So this year we have a bed of Gladiator parsnips; a bed of Longue shallots; a bed of summer scallions,bunching onion, lettuce plants and rocket; and in Terra firma we have large beds of Stuttgarter,Centurion and Karmen onions (in as sets) also Ailsa Craig and Bedfordshire Champions in as seed; a bed of Sutton Broad Beans; a bed with Solo Beetroot and radishes; and 2 beds awaiting Velour beans and Kelvedon Wonder peas.
The Monster in the Corner is a most awkward shape; like a giant wedge of badly cut birthday cake that we’ve come to love. There is a markedly curved run along the plot perimeter that was never going to be easy to cultivate as it skirts the original pathway of the walled garden and as such became little more than a holding area for the hardcore and foundation fill of the path, which over 160 years with little or no maintenance decided to migrate eastwards and has, by dint of being gently sloped, crept into the adjacent garden border that is now a large part of our plot. However, we use this area as a herb border, and over the years this is one of the Monster’s aspects which seems to catch the gaze of all strollers and passers-by.
There are established upright and prostrate Rosemary bushes; Munstead and platinum blonde lavenders; Cambridge Monarda Bergamot; Oregano; Faustini, Common and Lemon Thymes; Broad sage; Marjoram; Red Orach; Fever-few; Chamomile and clumps of Chives with plenty of chocolate Mint. There are 6 rose bushes here also: A Rosa Port Sunlight; Rhapsody in Blue; Tequila Sunrise; Lily Marlene and 2 Korresia. Currently we have trays and pots of Sunflowers, Cosmos, Zinnias and Catanache ready to spot plant all over the plot, but not just yet.
In our tool shed we have 3 garden forks and a pitch-fork; a shovel, a spade, a pick and a coal shift; a grass rake and a soil rake; 4 hand trowels, I large sweeping brush, 2 Dutch hoes and an onion hoe; a hose, 2 watering cans, 3 buckets, a shears, a loppers, a pressure sprayer, whilst back on the Monster there is a large poly cloche; 200-300 pots of varying sizes; 2 wheelbarrows, one a makeshift summer planter, and the other the work horse. There are 2 compost bins and a leaf-mould cage; 40-50 Bamboo stakes with various lengths of netting and fleece. We have a stainless steel potting table, access to a communal poly-tunnel with propagating table, 2 locks and a bunch of keys. And that, by and large, is that: the lock, stock and 2 wonky barrows, The Monster’s itinerary…

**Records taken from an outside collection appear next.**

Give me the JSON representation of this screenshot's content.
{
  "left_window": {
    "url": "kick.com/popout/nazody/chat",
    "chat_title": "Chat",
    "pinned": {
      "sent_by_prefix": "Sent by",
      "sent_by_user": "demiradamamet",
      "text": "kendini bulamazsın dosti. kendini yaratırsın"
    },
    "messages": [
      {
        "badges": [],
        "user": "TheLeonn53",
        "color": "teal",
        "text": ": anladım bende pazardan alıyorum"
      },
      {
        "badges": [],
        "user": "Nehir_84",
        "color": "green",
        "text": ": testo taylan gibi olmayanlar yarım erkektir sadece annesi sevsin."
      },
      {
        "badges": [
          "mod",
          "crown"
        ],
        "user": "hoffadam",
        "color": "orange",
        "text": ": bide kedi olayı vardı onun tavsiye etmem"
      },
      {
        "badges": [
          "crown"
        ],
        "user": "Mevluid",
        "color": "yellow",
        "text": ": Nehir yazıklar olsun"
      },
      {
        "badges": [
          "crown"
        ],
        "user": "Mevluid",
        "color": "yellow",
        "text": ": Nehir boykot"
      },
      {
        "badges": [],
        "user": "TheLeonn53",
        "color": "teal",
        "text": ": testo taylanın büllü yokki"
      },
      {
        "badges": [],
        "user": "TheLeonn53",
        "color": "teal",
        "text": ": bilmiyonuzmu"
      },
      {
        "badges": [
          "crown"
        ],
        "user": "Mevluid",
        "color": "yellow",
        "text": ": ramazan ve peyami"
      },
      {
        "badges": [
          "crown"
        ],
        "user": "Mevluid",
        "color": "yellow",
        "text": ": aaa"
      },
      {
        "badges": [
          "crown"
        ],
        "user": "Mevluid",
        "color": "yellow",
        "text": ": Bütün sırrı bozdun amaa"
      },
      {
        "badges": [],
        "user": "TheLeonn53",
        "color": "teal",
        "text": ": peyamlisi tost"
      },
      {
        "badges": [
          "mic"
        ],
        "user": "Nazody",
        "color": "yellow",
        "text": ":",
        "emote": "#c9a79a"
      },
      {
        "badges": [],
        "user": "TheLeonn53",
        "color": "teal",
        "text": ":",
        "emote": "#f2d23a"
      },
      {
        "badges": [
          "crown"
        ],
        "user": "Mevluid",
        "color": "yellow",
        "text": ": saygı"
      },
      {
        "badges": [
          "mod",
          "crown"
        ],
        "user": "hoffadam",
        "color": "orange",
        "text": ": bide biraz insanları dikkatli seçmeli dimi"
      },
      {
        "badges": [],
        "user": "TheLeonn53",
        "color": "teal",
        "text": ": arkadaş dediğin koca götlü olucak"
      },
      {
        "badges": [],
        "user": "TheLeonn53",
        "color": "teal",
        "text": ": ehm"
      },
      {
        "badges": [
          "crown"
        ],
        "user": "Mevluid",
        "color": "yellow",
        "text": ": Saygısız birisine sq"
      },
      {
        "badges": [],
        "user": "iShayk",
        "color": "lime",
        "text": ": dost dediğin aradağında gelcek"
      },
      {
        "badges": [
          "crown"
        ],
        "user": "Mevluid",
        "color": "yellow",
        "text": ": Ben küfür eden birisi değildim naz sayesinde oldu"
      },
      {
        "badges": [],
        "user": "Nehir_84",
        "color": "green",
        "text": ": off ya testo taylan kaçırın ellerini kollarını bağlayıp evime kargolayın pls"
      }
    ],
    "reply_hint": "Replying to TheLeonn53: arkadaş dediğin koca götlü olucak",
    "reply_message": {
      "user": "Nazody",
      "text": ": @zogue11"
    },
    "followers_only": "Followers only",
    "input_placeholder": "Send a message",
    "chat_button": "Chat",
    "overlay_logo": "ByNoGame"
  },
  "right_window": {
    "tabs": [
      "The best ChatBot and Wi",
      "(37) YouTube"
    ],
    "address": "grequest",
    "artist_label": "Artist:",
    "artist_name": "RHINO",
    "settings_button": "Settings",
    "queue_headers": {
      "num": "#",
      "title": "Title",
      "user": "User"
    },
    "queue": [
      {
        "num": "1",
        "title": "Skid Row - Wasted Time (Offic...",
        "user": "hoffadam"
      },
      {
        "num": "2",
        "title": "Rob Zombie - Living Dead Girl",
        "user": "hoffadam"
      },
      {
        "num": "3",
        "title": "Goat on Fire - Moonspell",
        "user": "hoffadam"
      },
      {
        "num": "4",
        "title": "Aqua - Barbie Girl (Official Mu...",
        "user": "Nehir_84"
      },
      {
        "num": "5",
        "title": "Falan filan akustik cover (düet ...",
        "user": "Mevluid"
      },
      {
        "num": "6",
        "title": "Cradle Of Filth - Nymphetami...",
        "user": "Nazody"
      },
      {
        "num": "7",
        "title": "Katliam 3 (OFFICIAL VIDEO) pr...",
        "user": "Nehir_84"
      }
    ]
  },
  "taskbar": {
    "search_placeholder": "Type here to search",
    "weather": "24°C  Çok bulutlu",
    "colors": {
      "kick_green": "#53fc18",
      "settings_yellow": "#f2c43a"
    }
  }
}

Of course there are other things we have garnered compliments of the Monster In The Corner, but these are not so easy to enumerate and take stock of. These are not things you’ll see growing in the soil, or find tucked away and buried in the end of a locker or shed. And yet they are there every time we walk onto our allotment. But then just like tonight’s census, there are some lines of enquiry best left unanswered at present, providing fruit to some other occasion…Census 2016 complete. Roll on this year’s harvest.